* **Work instruction**
Output the entries verbatim, including every line.

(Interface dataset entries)
┌──

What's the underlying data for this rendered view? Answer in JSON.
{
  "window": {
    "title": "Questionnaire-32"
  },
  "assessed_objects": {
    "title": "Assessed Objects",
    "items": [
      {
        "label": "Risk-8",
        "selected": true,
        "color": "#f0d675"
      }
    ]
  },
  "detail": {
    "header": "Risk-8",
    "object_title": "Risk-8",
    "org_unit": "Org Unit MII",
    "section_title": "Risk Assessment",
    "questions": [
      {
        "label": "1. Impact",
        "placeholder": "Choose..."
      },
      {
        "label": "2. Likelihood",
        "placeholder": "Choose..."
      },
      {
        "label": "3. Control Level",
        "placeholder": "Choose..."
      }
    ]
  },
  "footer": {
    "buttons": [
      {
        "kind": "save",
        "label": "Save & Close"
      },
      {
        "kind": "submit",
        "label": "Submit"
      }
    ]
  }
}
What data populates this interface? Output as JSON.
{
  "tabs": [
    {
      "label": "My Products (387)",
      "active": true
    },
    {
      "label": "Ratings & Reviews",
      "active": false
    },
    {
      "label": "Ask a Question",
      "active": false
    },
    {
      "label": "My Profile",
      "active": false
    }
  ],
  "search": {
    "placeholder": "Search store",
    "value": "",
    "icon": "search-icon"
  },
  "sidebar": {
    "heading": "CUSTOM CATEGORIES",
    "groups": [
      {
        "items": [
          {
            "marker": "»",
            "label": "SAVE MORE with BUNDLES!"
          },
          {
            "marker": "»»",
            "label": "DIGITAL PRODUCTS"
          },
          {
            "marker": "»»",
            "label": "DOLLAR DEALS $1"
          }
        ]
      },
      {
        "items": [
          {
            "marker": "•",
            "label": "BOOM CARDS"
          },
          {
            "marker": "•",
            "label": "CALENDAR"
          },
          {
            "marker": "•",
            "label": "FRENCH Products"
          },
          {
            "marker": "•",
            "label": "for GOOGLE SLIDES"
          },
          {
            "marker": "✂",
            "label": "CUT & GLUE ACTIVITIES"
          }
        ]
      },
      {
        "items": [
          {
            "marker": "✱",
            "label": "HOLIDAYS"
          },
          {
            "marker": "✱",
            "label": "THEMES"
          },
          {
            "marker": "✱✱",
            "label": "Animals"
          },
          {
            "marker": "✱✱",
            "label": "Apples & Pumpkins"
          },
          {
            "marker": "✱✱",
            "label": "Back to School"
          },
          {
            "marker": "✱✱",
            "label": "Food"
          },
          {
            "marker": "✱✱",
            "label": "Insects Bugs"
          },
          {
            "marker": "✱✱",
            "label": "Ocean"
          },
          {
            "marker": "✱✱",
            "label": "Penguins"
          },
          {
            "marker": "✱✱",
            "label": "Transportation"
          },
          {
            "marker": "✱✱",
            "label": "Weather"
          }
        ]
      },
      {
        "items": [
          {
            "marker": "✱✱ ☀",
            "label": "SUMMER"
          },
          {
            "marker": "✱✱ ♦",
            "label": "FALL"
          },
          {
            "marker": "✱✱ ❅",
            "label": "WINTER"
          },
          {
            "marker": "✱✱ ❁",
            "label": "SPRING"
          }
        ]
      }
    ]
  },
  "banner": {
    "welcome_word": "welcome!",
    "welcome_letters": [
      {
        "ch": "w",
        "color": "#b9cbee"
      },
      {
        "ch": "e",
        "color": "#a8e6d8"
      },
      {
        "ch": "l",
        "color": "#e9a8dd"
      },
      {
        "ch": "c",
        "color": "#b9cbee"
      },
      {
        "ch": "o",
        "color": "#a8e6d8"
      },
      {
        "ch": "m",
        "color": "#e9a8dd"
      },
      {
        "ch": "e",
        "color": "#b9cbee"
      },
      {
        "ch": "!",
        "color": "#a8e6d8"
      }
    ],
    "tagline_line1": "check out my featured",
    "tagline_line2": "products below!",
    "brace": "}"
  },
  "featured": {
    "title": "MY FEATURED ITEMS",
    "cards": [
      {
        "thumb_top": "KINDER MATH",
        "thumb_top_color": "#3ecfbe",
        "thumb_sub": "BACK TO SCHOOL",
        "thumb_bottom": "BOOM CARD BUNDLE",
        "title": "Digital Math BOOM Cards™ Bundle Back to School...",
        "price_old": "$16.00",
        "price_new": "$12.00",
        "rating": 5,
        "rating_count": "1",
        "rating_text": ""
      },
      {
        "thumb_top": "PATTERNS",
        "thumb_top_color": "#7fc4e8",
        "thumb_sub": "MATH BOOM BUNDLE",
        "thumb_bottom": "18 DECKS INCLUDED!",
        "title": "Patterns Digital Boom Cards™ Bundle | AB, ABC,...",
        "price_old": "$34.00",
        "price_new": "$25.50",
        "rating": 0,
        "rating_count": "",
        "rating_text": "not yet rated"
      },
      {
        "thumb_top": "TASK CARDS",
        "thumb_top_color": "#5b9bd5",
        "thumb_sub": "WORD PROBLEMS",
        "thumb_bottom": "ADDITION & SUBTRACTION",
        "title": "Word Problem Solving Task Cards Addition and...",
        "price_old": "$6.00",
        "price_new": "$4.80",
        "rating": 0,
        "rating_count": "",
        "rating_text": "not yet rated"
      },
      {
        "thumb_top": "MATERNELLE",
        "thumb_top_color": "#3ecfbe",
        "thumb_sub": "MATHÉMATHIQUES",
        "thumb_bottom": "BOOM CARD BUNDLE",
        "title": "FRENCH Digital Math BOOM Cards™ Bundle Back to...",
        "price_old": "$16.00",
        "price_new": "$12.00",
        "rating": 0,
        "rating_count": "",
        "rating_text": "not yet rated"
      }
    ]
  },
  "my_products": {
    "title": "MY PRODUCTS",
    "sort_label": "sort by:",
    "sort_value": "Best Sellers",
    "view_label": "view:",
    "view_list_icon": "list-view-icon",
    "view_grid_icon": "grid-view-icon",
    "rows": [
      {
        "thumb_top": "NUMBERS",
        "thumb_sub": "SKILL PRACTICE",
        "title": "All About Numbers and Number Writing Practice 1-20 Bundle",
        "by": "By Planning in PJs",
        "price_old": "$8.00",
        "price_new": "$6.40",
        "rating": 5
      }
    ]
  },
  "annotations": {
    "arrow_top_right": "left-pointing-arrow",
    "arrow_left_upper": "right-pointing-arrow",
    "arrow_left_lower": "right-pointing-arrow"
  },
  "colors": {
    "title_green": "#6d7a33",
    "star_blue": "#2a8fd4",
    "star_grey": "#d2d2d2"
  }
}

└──

* **Response area**
What's the underlying data for this rendered view? Answer in JSON.
{
  "window": {
    "title": "Questionnaire-32"
  },
  "assessed_objects": {
    "title": "Assessed Objects",
    "items": [
      {
        "label": "Risk-8",
        "selected": true,
        "color": "#f0d675"
      }
    ]
  },
  "detail": {
    "header": "Risk-8",
    "object_title": "Risk-8",
    "org_unit": "Org Unit MII",
    "section_title": "Risk Assessment",
    "questions": [
      {
        "label": "1. Impact",
        "placeholder": "Choose..."
      },
      {
        "label": "2. Likelihood",
        "placeholder": "Choose..."
      },
      {
        "label": "3. Control Level",
        "placeholder": "Choose..."
      }
    ]
  },
  "footer": {
    "buttons": [
      {
        "kind": "save",
        "label": "Save & Close"
      },
      {
        "kind": "submit",
        "label": "Submit"
      }
    ]
  }
}
What data populates this interface? Output as JSON.
{
  "tabs": [
    {
      "label": "My Products (387)",
      "active": true
    },
    {
      "label": "Ratings & Reviews",
      "active": false
    },
    {
      "label": "Ask a Question",
      "active": false
    },
    {
      "label": "My Profile",
      "active": false
    }
  ],
  "search": {
    "placeholder": "Search store",
    "value": "",
    "icon": "search-icon"
  },
  "sidebar": {
    "heading": "CUSTOM CATEGORIES",
    "groups": [
      {
        "items": [
          {
            "marker": "»",
            "label": "SAVE MORE with BUNDLES!"
          },
          {
            "marker": "»»",
            "label": "DIGITAL PRODUCTS"
          },
          {
            "marker": "»»",
            "label": "DOLLAR DEALS $1"
          }
        ]
      },
      {
        "items": [
          {
            "marker": "•",
            "label": "BOOM CARDS"
          },
          {
            "marker": "•",
            "label": "CALENDAR"
          },
          {
            "marker": "•",
            "label": "FRENCH Products"
          },
          {
            "marker": "•",
            "label": "for GOOGLE SLIDES"
          },
          {
            "marker": "✂",
            "label": "CUT & GLUE ACTIVITIES"
          }
        ]
      },
      {
        "items": [
          {
            "marker": "✱",
            "label": "HOLIDAYS"
          },
          {
            "marker": "✱",
            "label": "THEMES"
          },
          {
            "marker": "✱✱",
            "label": "Animals"
          },
          {
            "marker": "✱✱",
            "label": "Apples & Pumpkins"
          },
          {
            "marker": "✱✱",
            "label": "Back to School"
          },
          {
            "marker": "✱✱",
            "label": "Food"
          },
          {
            "marker": "✱✱",
            "label": "Insects Bugs"
          },
          {
            "marker": "✱✱",
            "label": "Ocean"
          },
          {
            "marker": "✱✱",
            "label": "Penguins"
          },
          {
            "marker": "✱✱",
            "label": "Transportation"
          },
          {
            "marker": "✱✱",
            "label": "Weather"
          }
        ]
      },
      {
        "items": [
          {
            "marker": "✱✱ ☀",
            "label": "SUMMER"
          },
          {
            "marker": "✱✱ ♦",
            "label": "FALL"
          },
          {
            "marker": "✱✱ ❅",
            "label": "WINTER"
          },
          {
            "marker": "✱✱ ❁",
            "label": "SPRING"
          }
        ]
      }
    ]
  },
  "banner": {
    "welcome_word": "welcome!",
    "welcome_letters": [
      {
        "ch": "w",
        "color": "#b9cbee"
      },
      {
        "ch": "e",
        "color": "#a8e6d8"
      },
      {
        "ch": "l",
        "color": "#e9a8dd"
      },
      {
        "ch": "c",
        "color": "#b9cbee"
      },
      {
        "ch": "o",
        "color": "#a8e6d8"
      },
      {
        "ch": "m",
        "color": "#e9a8dd"
      },
      {
        "ch": "e",
        "color": "#b9cbee"
      },
      {
        "ch": "!",
        "color": "#a8e6d8"
      }
    ],
    "tagline_line1": "check out my featured",
    "tagline_line2": "products below!",
    "brace": "}"
  },
  "featured": {
    "title": "MY FEATURED ITEMS",
    "cards": [
      {
        "thumb_top": "KINDER MATH",
        "thumb_top_color": "#3ecfbe",
        "thumb_sub": "BACK TO SCHOOL",
        "thumb_bottom": "BOOM CARD BUNDLE",
        "title": "Digital Math BOOM Cards™ Bundle Back to School...",
        "price_old": "$16.00",
        "price_new": "$12.00",
        "rating": 5,
        "rating_count": "1",
        "rating_text": ""
      },
      {
        "thumb_top": "PATTERNS",
        "thumb_top_color": "#7fc4e8",
        "thumb_sub": "MATH BOOM BUNDLE",
        "thumb_bottom": "18 DECKS INCLUDED!",
        "title": "Patterns Digital Boom Cards™ Bundle | AB, ABC,...",
        "price_old": "$34.00",
        "price_new": "$25.50",
        "rating": 0,
        "rating_count": "",
        "rating_text": "not yet rated"
      },
      {
        "thumb_top": "TASK CARDS",
        "thumb_top_color": "#5b9bd5",
        "thumb_sub": "WORD PROBLEMS",
        "thumb_bottom": "ADDITION & SUBTRACTION",
        "title": "Word Problem Solving Task Cards Addition and...",
        "price_old": "$6.00",
        "price_new": "$4.80",
        "rating": 0,
        "rating_count": "",
        "rating_text": "not yet rated"
      },
      {
        "thumb_top": "MATERNELLE",
        "thumb_top_color": "#3ecfbe",
        "thumb_sub": "MATHÉMATHIQUES",
        "thumb_bottom": "BOOM CARD BUNDLE",
        "title": "FRENCH Digital Math BOOM Cards™ Bundle Back to...",
        "price_old": "$16.00",
        "price_new": "$12.00",
        "rating": 0,
        "rating_count": "",
        "rating_text": "not yet rated"
      }
    ]
  },
  "my_products": {
    "title": "MY PRODUCTS",
    "sort_label": "sort by:",
    "sort_value": "Best Sellers",
    "view_label": "view:",
    "view_list_icon": "list-view-icon",
    "view_grid_icon": "grid-view-icon",
    "rows": [
      {
        "thumb_top": "NUMBERS",
        "thumb_sub": "SKILL PRACTICE",
        "title": "All About Numbers and Number Writing Practice 1-20 Bundle",
        "by": "By Planning in PJs",
        "price_old": "$8.00",
        "price_new": "$6.40",
        "rating": 5
      }
    ]
  },
  "annotations": {
    "arrow_top_right": "left-pointing-arrow",
    "arrow_left_upper": "right-pointing-arrow",
    "arrow_left_lower": "right-pointing-arrow"
  },
  "colors": {
    "title_green": "#6d7a33",
    "star_blue": "#2a8fd4",
    "star_grey": "#d2d2d2"
  }
}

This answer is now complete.